The finding that Gen. Augusto Pinochet is unfit to stand trial abroad and the prospect that he could return home soon sent waves of shock, joy and disgust over Chile this evening.

The former dictator's right-wing supporters rejoiced in what might be the end of an ordeal they consider a bitter humiliation for their patriarch, while Pinochet's enemies smarted from what they viewed as the prospect of justice lost.

Although it was still not certain that the decision in London had paved the way for Pinochet's quick release, his close relatives in Chile took it as the best sign yet. His daughter, Jacqueline Pinochet, was close to tears as she told reporters, "It was a surprise for everyone. We didn't think it would happen so fast."

"He's in a very precarious state of health," she added. "When he comes back, he's going to military hospital. He's not in any condition to go to his house. I wish everyone would leave him alone. He is 84 and he has already suffered so much."

But the door opened by British doctors was a bitter pill for relatives of the more than 3,000 people who were killed or disappeared during Pinochet's dictatorship, from 1973 to 1990.

"I think it is beyond irony that a murderer such as Pinochet may be released for humanitarian reasons," said Juan Pablo Letelier, a congressman and son of Orlando Letelier, the former Chilean ambassador assassinated in Washington by Pinochet's secret police in 1976.

The immediate consensus seemed to be that Pinochet, if he returns to Chile as expected, will not return to public life immediately, especially since the reason for his release is his perceived frailty. But his supporters held out hope that he will eventually assume his spot in the Senate, in which he holds a lifetime seat.

"He has a constitutional right to do so," retired Gen. Rafael Villaroel told reporters in Santiago.

The most important question is whether Pinochet will face a trial in Chile. The center-left Concertacion coalition, which has controlled the presidency in the 10 years since Pinochet stepped down, has used that possibility as a major argument in its efforts to win his release in London. But Letelier said it is likely Pinochet's family and lawyers will argue he is too ill to stand trial in Chile.

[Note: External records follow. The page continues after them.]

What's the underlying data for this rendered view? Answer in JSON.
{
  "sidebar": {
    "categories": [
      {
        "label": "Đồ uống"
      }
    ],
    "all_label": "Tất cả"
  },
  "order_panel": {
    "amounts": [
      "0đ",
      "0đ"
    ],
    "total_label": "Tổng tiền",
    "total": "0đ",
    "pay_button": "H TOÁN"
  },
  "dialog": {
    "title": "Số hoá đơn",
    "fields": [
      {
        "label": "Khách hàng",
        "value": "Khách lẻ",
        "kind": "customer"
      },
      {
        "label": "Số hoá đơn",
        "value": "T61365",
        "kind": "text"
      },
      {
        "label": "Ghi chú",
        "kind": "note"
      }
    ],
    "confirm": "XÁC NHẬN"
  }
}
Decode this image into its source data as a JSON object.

Human rights attorneys said they will move immediately to start proceedings against him here. "As soon as he is on Chilean soil, I will file a motion to have him tried," said Hugo Gutierrez, an attorney representing more than a dozen of the 51 civil cases pending against Pinochet here.

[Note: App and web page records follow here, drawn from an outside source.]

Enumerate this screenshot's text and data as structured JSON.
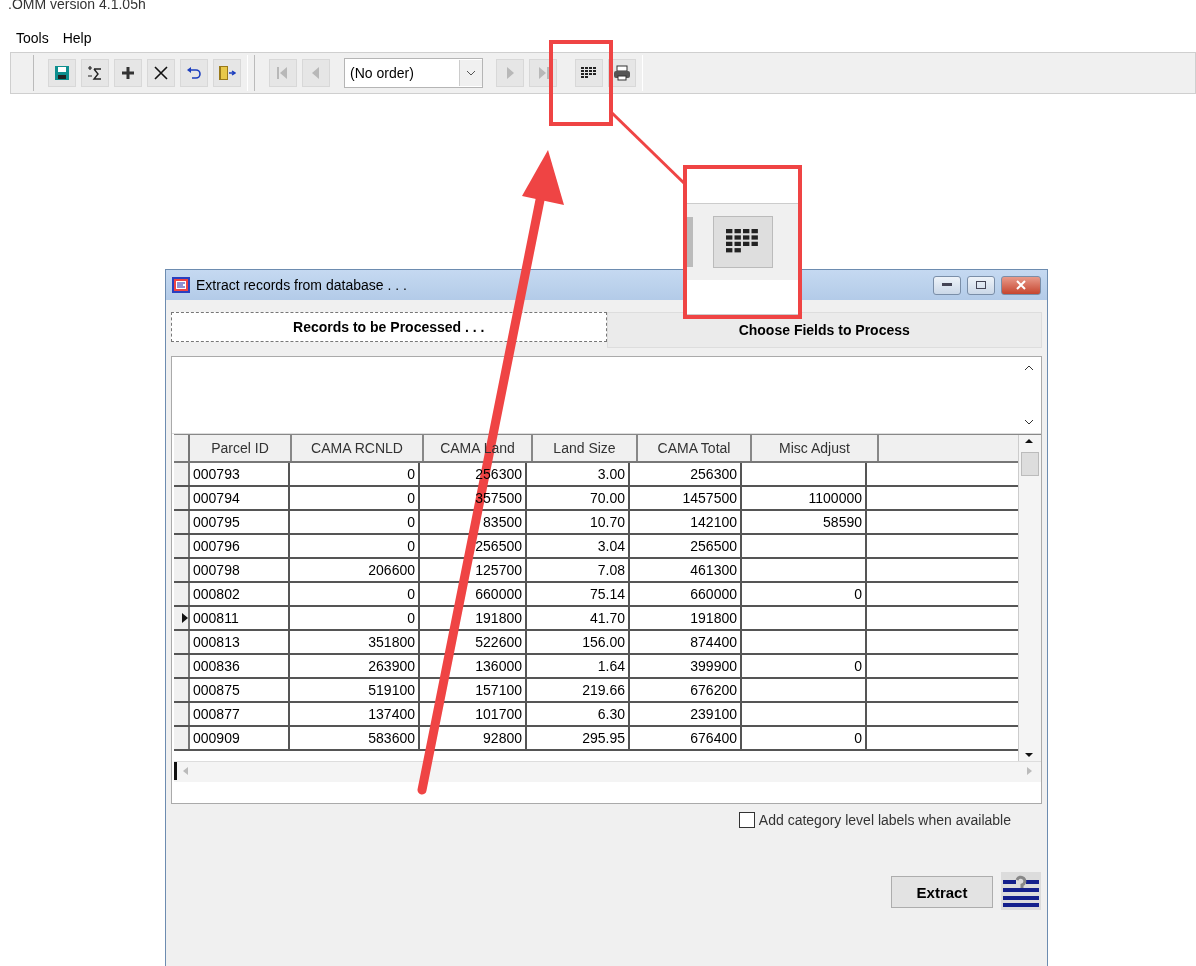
{
  "app_title": ".OMM version 4.1.05h",
  "menu": [
    "Tools",
    "Help"
  ],
  "toolbar": {
    "nav_buttons": [
      {
        "kind": "first",
        "disabled": true
      },
      {
        "kind": "prev",
        "disabled": true
      },
      {
        "kind": "next",
        "disabled": true
      },
      {
        "kind": "last",
        "disabled": true
      }
    ],
    "order_select": {
      "value": "(No order)"
    }
  },
  "dialog": {
    "title": "Extract records from database . . .",
    "tabs": [
      {
        "label": "Records to be Processed . . .",
        "selected": true
      },
      {
        "label": "Choose Fields to Process",
        "selected": false
      }
    ],
    "table": {
      "columns": [
        {
          "label": "Parcel ID"
        },
        {
          "label": "CAMA RCNLD"
        },
        {
          "label": "CAMA Land"
        },
        {
          "label": "Land Size"
        },
        {
          "label": "CAMA Total"
        },
        {
          "label": "Misc Adjust"
        }
      ],
      "rows": [
        {
          "current": false,
          "cells": [
            "000793",
            "0",
            "256300",
            "3.00",
            "256300",
            ""
          ]
        },
        {
          "current": false,
          "cells": [
            "000794",
            "0",
            "357500",
            "70.00",
            "1457500",
            "1100000"
          ]
        },
        {
          "current": false,
          "cells": [
            "000795",
            "0",
            "83500",
            "10.70",
            "142100",
            "58590"
          ]
        },
        {
          "current": false,
          "cells": [
            "000796",
            "0",
            "256500",
            "3.04",
            "256500",
            ""
          ]
        },
        {
          "current": false,
          "cells": [
            "000798",
            "206600",
            "125700",
            "7.08",
            "461300",
            ""
          ]
        },
        {
          "current": false,
          "cells": [
            "000802",
            "0",
            "660000",
            "75.14",
            "660000",
            "0"
          ]
        },
        {
          "current": true,
          "cells": [
            "000811",
            "0",
            "191800",
            "41.70",
            "191800",
            ""
          ]
        },
        {
          "current": false,
          "cells": [
            "000813",
            "351800",
            "522600",
            "156.00",
            "874400",
            ""
          ]
        },
        {
          "current": false,
          "cells": [
            "000836",
            "263900",
            "136000",
            "1.64",
            "399900",
            "0"
          ]
        },
        {
          "current": false,
          "cells": [
            "000875",
            "519100",
            "157100",
            "219.66",
            "676200",
            ""
          ]
        },
        {
          "current": false,
          "cells": [
            "000877",
            "137400",
            "101700",
            "6.30",
            "239100",
            ""
          ]
        },
        {
          "current": false,
          "cells": [
            "000909",
            "583600",
            "92800",
            "295.95",
            "676400",
            "0"
          ]
        }
      ]
    },
    "option": {
      "label": "Add category level labels when available",
      "checked": false
    },
    "extract_button": "Extract"
  }
}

Another major issue is the effect the prospect of Pinochet's release may have on Chile's presidential elections. Ricardo Lagos, a dissident during Pinochet's rule, faces a former Pinochet supporter, Joaquin Lavin, in a runoff Sunday.

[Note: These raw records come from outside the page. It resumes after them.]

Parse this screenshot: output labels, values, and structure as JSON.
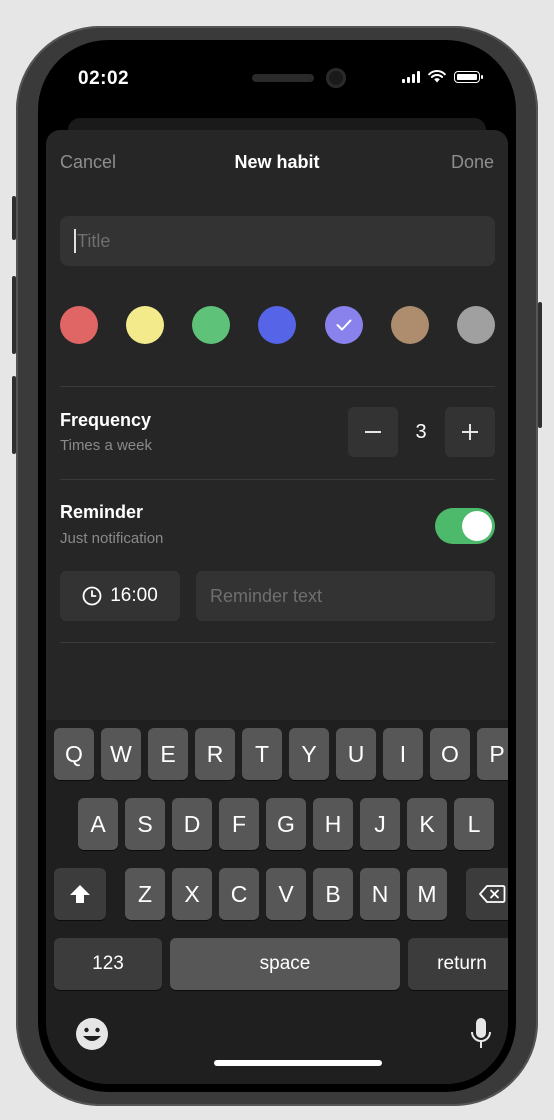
{
  "status_bar": {
    "time": "02:02"
  },
  "nav": {
    "cancel_label": "Cancel",
    "title": "New habit",
    "done_label": "Done"
  },
  "title_field": {
    "placeholder": "Title",
    "value": ""
  },
  "colors": [
    {
      "name": "red",
      "hex": "#e06565",
      "selected": false
    },
    {
      "name": "yellow",
      "hex": "#f3ea8c",
      "selected": false
    },
    {
      "name": "green",
      "hex": "#5ec379",
      "selected": false
    },
    {
      "name": "blue",
      "hex": "#5664e7",
      "selected": false
    },
    {
      "name": "purple",
      "hex": "#8982ec",
      "selected": true
    },
    {
      "name": "brown",
      "hex": "#ae8d6e",
      "selected": false
    },
    {
      "name": "gray",
      "hex": "#a0a0a0",
      "selected": false
    }
  ],
  "frequency": {
    "title": "Frequency",
    "subtitle": "Times a week",
    "value": "3",
    "decrement_icon": "minus-icon",
    "increment_icon": "plus-icon"
  },
  "reminder": {
    "title": "Reminder",
    "subtitle": "Just notification",
    "enabled": true,
    "time": "16:00",
    "text_placeholder": "Reminder text",
    "text_value": ""
  },
  "keyboard": {
    "row1": [
      "Q",
      "W",
      "E",
      "R",
      "T",
      "Y",
      "U",
      "I",
      "O",
      "P"
    ],
    "row2": [
      "A",
      "S",
      "D",
      "F",
      "G",
      "H",
      "J",
      "K",
      "L"
    ],
    "row3": [
      "Z",
      "X",
      "C",
      "V",
      "B",
      "N",
      "M"
    ],
    "numbers_label": "123",
    "space_label": "space",
    "return_label": "return",
    "shift_icon": "shift-icon",
    "delete_icon": "backspace-icon",
    "emoji_icon": "emoji-icon",
    "mic_icon": "microphone-icon"
  },
  "theme": {
    "accent_green": "#4cba6a",
    "background": "#262626",
    "field": "#333333"
  }
}
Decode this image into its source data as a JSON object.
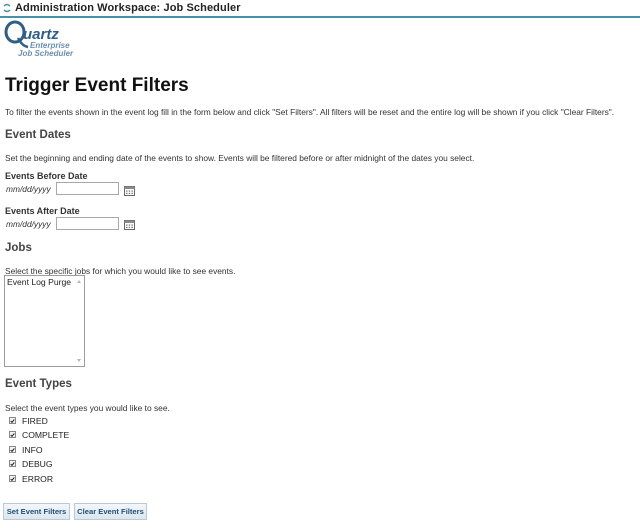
{
  "window": {
    "title": "Administration Workspace: Job Scheduler"
  },
  "logo": {
    "brand": "Quartz",
    "line1": "Enterprise",
    "line2": "Job Scheduler"
  },
  "page": {
    "title": "Trigger Event Filters",
    "intro": "To filter the events shown in the event log fill in the form below and click \"Set Filters\". All filters will be reset and the entire log will be shown if you click \"Clear Filters\"."
  },
  "event_dates": {
    "heading": "Event Dates",
    "description": "Set the beginning and ending date of the events to show. Events will be filtered before or after midnight of the dates you select.",
    "before": {
      "label": "Events Before Date",
      "hint": "mm/dd/yyyy",
      "value": ""
    },
    "after": {
      "label": "Events After Date",
      "hint": "mm/dd/yyyy",
      "value": ""
    }
  },
  "jobs": {
    "heading": "Jobs",
    "description": "Select the specific jobs for which you would like to see events.",
    "options": [
      "Event Log Purge"
    ]
  },
  "event_types": {
    "heading": "Event Types",
    "description": "Select the event types you would like to see.",
    "items": [
      {
        "label": "FIRED",
        "checked": true
      },
      {
        "label": "COMPLETE",
        "checked": true
      },
      {
        "label": "INFO",
        "checked": true
      },
      {
        "label": "DEBUG",
        "checked": true
      },
      {
        "label": "ERROR",
        "checked": true
      }
    ]
  },
  "buttons": {
    "set": "Set Event Filters",
    "clear": "Clear Event Filters"
  },
  "colors": {
    "accent": "#4a90a8",
    "logo_blue": "#2f5f86",
    "button_text": "#1e4f7a"
  },
  "icons": {
    "workspace": "gear-icon",
    "calendar": "calendar-icon",
    "checkmark": "checkmark-icon"
  }
}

Experts argued that the decision in London may mean a slight edge for Lagos, who is a Socialist running as the candidate for the Concertacion. Many conservative members of the coalition have defected with the intention of voting for Lavin, and Concertacion's role in winning Pinochet's freedom may bring some back into the fold.